→ ABOUT THIS EXERCISE: After reading the data below, copy out every line that contains the word "JSON".

→ TASK MATERIAL:
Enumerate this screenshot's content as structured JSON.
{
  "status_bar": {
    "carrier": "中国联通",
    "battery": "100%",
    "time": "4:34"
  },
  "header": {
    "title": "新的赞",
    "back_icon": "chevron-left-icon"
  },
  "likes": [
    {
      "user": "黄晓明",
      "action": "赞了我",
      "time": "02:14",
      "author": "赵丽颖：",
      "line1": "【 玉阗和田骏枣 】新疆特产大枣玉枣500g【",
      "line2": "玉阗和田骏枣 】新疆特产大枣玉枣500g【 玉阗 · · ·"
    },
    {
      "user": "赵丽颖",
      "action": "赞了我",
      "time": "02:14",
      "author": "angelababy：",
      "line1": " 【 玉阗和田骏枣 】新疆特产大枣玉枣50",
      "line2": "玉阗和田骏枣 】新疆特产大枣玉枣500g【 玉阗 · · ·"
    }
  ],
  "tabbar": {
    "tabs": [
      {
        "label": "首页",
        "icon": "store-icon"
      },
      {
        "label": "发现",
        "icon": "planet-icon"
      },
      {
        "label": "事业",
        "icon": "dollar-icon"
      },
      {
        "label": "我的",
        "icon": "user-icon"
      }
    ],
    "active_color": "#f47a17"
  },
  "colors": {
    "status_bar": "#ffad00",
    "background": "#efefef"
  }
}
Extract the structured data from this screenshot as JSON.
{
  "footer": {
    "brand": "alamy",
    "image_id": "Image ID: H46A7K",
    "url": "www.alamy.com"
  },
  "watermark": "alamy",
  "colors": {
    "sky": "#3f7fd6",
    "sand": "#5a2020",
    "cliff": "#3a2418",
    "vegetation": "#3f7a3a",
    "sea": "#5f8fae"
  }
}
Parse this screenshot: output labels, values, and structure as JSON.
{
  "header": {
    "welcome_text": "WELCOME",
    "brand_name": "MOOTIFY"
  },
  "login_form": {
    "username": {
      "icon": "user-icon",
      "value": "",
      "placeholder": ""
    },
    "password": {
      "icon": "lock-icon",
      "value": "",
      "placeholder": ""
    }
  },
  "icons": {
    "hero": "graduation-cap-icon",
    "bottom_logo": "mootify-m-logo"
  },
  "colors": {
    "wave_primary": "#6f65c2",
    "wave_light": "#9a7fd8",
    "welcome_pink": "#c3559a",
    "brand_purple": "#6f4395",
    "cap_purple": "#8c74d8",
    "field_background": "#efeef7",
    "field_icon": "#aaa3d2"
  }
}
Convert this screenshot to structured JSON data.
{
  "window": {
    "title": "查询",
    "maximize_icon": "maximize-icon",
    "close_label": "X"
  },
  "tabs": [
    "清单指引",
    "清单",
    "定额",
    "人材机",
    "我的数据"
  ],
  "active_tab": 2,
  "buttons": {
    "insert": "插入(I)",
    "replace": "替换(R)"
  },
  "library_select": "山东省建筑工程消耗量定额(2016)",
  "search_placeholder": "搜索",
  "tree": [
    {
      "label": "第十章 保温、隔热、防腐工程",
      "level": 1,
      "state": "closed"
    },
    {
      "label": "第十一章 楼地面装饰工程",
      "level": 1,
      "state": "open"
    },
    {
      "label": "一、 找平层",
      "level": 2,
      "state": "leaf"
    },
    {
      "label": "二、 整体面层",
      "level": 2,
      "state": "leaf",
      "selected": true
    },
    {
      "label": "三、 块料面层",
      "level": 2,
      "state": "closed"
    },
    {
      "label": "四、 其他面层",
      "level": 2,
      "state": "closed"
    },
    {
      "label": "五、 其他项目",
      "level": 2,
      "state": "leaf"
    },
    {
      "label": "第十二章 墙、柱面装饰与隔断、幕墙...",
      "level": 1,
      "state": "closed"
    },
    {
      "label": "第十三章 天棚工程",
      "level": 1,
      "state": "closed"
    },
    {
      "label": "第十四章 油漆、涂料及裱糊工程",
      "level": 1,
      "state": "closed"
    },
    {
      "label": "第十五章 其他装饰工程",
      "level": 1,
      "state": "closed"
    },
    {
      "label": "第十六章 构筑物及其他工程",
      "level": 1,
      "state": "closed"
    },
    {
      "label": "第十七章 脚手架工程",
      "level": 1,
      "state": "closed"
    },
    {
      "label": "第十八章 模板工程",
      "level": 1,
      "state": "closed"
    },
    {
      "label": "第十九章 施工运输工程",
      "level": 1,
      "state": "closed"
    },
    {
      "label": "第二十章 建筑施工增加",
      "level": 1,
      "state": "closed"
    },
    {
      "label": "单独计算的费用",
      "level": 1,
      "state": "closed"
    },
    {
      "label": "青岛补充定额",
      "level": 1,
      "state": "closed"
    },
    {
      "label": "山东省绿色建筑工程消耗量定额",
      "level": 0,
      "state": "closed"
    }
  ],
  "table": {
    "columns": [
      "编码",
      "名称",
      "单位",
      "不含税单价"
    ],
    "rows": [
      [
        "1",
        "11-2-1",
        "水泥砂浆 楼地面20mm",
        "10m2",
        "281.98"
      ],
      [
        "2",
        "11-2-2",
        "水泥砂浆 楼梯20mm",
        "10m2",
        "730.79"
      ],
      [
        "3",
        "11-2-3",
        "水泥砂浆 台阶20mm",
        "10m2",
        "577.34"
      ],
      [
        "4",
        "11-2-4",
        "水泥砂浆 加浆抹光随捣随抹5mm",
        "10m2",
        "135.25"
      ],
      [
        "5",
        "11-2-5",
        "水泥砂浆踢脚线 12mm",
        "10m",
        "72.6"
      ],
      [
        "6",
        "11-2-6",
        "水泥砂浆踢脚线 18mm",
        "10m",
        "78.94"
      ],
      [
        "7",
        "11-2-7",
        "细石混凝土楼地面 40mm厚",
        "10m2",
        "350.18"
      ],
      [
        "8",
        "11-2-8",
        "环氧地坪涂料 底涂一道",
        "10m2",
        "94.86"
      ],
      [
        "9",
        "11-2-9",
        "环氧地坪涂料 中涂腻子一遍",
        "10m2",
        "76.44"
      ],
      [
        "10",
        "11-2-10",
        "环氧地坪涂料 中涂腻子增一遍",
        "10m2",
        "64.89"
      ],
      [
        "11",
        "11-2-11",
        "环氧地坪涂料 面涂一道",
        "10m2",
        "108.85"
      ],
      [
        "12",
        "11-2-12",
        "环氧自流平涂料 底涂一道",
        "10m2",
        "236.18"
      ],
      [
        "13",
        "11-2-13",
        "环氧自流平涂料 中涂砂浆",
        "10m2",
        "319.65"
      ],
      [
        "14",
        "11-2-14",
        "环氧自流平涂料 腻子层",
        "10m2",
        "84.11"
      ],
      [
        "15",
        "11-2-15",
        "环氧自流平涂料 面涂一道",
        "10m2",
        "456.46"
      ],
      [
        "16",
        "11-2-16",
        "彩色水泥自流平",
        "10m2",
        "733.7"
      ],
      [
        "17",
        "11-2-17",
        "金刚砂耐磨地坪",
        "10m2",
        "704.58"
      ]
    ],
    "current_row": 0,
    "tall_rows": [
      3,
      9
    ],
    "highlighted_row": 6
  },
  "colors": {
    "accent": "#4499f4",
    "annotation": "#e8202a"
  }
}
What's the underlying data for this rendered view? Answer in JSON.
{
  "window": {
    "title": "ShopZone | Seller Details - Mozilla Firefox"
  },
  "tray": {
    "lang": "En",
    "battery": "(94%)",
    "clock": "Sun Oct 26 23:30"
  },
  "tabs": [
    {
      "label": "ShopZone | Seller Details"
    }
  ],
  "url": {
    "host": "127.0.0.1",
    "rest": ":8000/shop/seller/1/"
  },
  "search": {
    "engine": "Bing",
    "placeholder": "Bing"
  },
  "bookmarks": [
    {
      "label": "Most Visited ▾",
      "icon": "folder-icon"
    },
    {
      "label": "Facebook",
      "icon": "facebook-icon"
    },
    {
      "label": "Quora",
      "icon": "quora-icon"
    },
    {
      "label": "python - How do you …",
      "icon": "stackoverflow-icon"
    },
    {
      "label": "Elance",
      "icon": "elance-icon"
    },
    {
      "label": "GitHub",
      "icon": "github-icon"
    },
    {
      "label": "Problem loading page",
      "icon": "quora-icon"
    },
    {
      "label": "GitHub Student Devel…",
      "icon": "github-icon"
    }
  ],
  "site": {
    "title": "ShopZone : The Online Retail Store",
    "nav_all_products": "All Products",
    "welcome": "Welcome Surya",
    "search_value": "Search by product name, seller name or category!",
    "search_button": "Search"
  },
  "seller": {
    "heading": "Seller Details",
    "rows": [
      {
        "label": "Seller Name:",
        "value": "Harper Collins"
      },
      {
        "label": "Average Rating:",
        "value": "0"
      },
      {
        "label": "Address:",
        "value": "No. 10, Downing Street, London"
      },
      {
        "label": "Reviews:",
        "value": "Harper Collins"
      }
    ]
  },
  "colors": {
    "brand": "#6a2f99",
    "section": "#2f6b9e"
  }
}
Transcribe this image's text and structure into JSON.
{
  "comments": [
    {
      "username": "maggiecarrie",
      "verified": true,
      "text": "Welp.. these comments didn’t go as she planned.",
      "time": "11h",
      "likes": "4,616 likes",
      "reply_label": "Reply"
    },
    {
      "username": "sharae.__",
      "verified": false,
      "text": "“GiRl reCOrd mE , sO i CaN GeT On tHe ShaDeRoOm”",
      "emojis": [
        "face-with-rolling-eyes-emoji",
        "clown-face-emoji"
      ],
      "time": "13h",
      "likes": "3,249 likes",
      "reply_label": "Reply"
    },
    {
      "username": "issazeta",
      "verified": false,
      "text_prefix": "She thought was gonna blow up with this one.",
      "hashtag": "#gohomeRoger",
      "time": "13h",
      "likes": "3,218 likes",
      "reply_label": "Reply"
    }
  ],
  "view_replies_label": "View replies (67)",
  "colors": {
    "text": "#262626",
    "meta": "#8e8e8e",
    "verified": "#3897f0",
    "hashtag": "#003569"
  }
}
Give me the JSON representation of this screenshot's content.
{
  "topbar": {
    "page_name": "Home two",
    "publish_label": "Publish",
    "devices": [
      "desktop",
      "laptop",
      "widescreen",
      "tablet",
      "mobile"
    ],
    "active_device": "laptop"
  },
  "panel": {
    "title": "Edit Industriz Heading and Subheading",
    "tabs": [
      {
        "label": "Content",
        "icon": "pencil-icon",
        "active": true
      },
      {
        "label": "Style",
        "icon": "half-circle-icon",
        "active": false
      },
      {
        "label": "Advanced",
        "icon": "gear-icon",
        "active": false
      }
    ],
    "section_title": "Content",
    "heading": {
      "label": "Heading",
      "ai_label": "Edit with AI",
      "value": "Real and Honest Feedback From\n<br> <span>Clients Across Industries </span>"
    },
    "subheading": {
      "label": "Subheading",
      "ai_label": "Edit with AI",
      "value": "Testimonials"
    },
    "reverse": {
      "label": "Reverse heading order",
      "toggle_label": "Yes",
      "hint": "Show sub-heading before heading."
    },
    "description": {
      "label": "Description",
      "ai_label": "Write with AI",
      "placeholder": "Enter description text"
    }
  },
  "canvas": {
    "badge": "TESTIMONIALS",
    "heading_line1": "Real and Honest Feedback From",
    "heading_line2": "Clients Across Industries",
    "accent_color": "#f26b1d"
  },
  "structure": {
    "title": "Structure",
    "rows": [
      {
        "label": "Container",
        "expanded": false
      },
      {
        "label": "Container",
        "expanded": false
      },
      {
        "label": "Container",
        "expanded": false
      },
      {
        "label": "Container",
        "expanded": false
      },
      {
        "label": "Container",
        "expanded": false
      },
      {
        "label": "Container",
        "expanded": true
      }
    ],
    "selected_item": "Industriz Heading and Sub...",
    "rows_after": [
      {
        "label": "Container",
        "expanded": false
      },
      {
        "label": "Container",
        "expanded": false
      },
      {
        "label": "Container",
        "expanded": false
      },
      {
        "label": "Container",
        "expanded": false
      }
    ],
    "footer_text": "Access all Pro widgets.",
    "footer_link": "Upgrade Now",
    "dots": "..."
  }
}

→ RESPONSE BOX:
Enumerate this screenshot's content as structured JSON.
Extract the structured data from this screenshot as JSON.
Parse this screenshot: output labels, values, and structure as JSON.
Convert this screenshot to structured JSON data.
What's the underlying data for this rendered view? Answer in JSON.
Transcribe this image's text and structure into JSON.
Give me the JSON representation of this screenshot's content.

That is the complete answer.